The ridge was still well ahead of the aircraft. The flight had climbed some but was still very low and being shot at from all quarters. Tullo's aircraft dropped its nose slightly. He pulled back on the stick. No response. He pulled harder. Still nothing. When he heard muffled explosions in the rear of the aircraft, Tullo hit the mike button: "I've gotta go, Lead. I'm losing controls. It's not responding." At 200 feet, there was no time to wait. If the aircraft nosed down, physics would be against him. Even if he managed to eject, he would likely bounce just behind the aircraft, still in the seat. He pulled up the armrests, which jettisoned the canopy, locked his elbows in the proper position, and revealed the trigger that fired the seat.

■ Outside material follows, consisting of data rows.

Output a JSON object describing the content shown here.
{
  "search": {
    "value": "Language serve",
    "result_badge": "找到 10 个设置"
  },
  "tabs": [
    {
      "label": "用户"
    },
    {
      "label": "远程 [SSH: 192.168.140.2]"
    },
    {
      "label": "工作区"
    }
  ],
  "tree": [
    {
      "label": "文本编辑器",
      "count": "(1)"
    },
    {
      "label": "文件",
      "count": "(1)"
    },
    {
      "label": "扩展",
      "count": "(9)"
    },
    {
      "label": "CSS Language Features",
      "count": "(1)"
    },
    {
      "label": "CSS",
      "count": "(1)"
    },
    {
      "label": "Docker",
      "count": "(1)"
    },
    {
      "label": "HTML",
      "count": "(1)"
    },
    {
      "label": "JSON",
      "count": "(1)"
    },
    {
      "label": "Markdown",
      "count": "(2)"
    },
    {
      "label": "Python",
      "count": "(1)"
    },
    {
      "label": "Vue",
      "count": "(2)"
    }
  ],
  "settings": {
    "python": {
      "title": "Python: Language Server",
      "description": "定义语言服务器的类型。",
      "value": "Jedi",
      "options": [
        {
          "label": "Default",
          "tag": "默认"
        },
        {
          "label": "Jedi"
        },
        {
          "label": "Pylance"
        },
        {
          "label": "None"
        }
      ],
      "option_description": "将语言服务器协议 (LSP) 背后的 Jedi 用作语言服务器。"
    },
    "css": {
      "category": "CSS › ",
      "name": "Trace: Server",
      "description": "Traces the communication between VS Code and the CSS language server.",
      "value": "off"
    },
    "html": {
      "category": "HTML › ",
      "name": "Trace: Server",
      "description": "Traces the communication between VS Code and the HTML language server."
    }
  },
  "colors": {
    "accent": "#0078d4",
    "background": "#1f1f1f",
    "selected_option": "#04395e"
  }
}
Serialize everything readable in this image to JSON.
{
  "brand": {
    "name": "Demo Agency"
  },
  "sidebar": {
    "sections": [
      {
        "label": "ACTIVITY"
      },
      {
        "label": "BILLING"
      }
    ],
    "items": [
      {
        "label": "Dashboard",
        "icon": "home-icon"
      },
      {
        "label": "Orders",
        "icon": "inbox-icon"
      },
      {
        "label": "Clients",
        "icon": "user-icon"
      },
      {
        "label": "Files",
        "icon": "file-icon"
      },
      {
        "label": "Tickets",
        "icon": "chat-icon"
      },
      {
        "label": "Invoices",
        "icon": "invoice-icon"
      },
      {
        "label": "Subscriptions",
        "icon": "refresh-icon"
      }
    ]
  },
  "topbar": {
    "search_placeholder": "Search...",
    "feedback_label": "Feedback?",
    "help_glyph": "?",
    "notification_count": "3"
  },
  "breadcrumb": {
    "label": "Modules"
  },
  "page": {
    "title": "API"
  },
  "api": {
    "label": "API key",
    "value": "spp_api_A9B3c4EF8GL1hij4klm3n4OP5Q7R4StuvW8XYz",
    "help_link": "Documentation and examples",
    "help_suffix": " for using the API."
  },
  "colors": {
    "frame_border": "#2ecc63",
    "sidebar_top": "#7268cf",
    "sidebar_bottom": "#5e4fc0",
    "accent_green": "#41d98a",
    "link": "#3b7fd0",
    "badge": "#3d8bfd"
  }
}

The results were the most horrific Tullo had ever experienced. At the speed he was moving, the noise, the roar, the buffeting--it was unbelievable. Everything not bolted down in the cockpit went flying past his face. He froze for a matter of seconds before he squeezed the trigger to fire the seat.
The ejection process that followed was so violent that today Tullo's memory is blank of everything that happened immediately after he squeezed the trigger. He doesn't remember leaving the cockpit, the seat separating, or the chute opening. He had the low-level lanyard hooked, which attached the parachute directly to the seat and caused it to deploy almost immediately. After tumbling violently, whomp! he was swinging in the chute.